An audience of just 30 was bused from Chapter Arts Centre to the boxing gym, decorated with lifesize posters of champions and their glittering belts. Taking to the ring was Flynn, played by Alex Harries, a boxer scarred by his father’s humiliating defeat and determined to be the best.

But he has to come to terms with his own identity first. Flynn’s tale is one which challenges the brutal stereotypes of boxing as he battles for a sense of self-respect.

Like a well-timed hook, Shadow Boxing hits you when you least expect it. Harries shuffles, jabs and skips his way through his 50-minute monologue without pause.

The sheer physicality of his role is staggering – rarely does an actor have to deliver heart-wrenching dialogue punctuated by uppercuts.

Director James Ashton’s decision to take the production out of the theatre and into a real-life boxing ring was the right call. He originally saw the production, written by Bad Girls actor James Gaddas, onstage at the Edinburgh Fringe when he was just 15 years old.

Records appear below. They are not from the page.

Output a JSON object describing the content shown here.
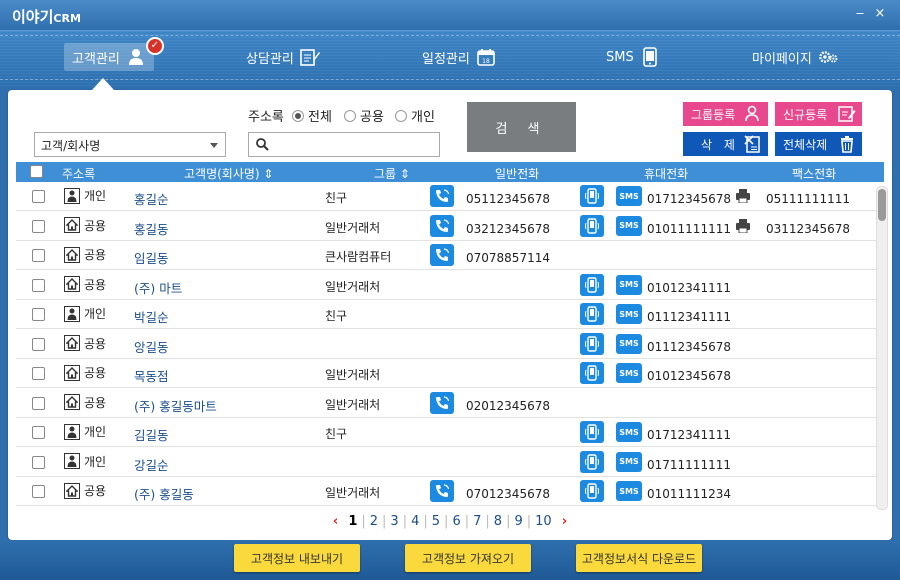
{
  "app": {
    "logo_main": "이야기",
    "logo_sub": "CRM",
    "min_label": "‒",
    "close_label": "×"
  },
  "nav": [
    {
      "label": "고객관리",
      "icon": "person-icon",
      "active": true
    },
    {
      "label": "상담관리",
      "icon": "notepad-edit-icon"
    },
    {
      "label": "일정관리",
      "icon": "calendar-icon"
    },
    {
      "label": "SMS",
      "icon": "phone-icon"
    },
    {
      "label": "마이페이지",
      "icon": "gears-icon"
    }
  ],
  "filter": {
    "select_value": "고객/회사명",
    "address_label": "주소록",
    "radios": [
      {
        "label": "전체",
        "checked": true
      },
      {
        "label": "공용",
        "checked": false
      },
      {
        "label": "개인",
        "checked": false
      }
    ],
    "search_placeholder": "",
    "search_button": "검 색"
  },
  "actions": {
    "group_register": "그룹등록",
    "new_register": "신규등록",
    "delete": "삭 제",
    "delete_all": "전체삭제"
  },
  "table": {
    "headers": {
      "address": "주소록",
      "name": "고객명(회사명)",
      "group": "그룹",
      "phone": "일반전화",
      "mobile": "휴대전화",
      "fax": "팩스전화"
    },
    "sms_label": "SMS",
    "rows": [
      {
        "type": "개인",
        "name": "홍길순",
        "group": "친구",
        "phone": "05112345678",
        "mobile": "01712345678",
        "fax": "05111111111"
      },
      {
        "type": "공용",
        "name": "홍길동",
        "group": "일반거래처",
        "phone": "03212345678",
        "mobile": "01011111111",
        "fax": "03112345678"
      },
      {
        "type": "공용",
        "name": "임길동",
        "group": "큰사람컴퓨터",
        "phone": "07078857114",
        "mobile": "",
        "fax": ""
      },
      {
        "type": "공용",
        "name": "(주) 마트",
        "group": "일반거래처",
        "phone": "",
        "mobile": "01012341111",
        "fax": ""
      },
      {
        "type": "개인",
        "name": "박길순",
        "group": "친구",
        "phone": "",
        "mobile": "01112341111",
        "fax": ""
      },
      {
        "type": "공용",
        "name": "앙길동",
        "group": "",
        "phone": "",
        "mobile": "01112345678",
        "fax": ""
      },
      {
        "type": "공용",
        "name": "목동점",
        "group": "일반거래처",
        "phone": "",
        "mobile": "01012345678",
        "fax": ""
      },
      {
        "type": "공용",
        "name": "(주) 홍길동마트",
        "group": "일반거래처",
        "phone": "02012345678",
        "mobile": "",
        "fax": ""
      },
      {
        "type": "개인",
        "name": "김길동",
        "group": "친구",
        "phone": "",
        "mobile": "01712341111",
        "fax": ""
      },
      {
        "type": "개인",
        "name": "강길순",
        "group": "",
        "phone": "",
        "mobile": "01711111111",
        "fax": ""
      },
      {
        "type": "공용",
        "name": "(주) 홍길동",
        "group": "일반거래처",
        "phone": "07012345678",
        "mobile": "01011111234",
        "fax": ""
      }
    ]
  },
  "pager": {
    "prev": "‹",
    "next": "›",
    "pages": [
      "1",
      "2",
      "3",
      "4",
      "5",
      "6",
      "7",
      "8",
      "9",
      "10"
    ],
    "current": "1"
  },
  "footer": {
    "export": "고객정보 내보내기",
    "import": "고객정보 가져오기",
    "template_download": "고객정보서식 다운로드"
  },
  "colors": {
    "nav_blue": "#2f6fae",
    "header_blue": "#3f8fd6",
    "icon_blue": "#1c8ae0",
    "pink": "#e8488d",
    "dark_blue": "#0f58b8",
    "yellow": "#f9d93b"
  }
}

In a one-man production you need something to draw the audience into the protagonist’s world and the audience is right at the heart of the action. Harries bobbed and weaved his way through the audience, catching someone’s eye now and then with an unfaltering gaze as Flynn recounted his father’s degrading loss. In seconds, he’d switch from remembering the devastation of a young boy desperate to be proud of his father to a boxing king gleefully giving a blow-by-blow account of his numerous wins in the ring.

As Harries sweated his way through each anecdote, with audience members dodging the swing of the punchbag from time to time, the sweltering heat in the Phoenix Boxing Gym grew to near-suffocating levels – but Flynn had everyone gripped until the show’s conclusion.

Shadow Boxing runs until tomorrow (July 27). For full details, visit: www.chapter.org

Check Also

Just why does parking make so many people so damn angry?

Between  Brexit chaos and a black hole the size of three million planet Earths you’d …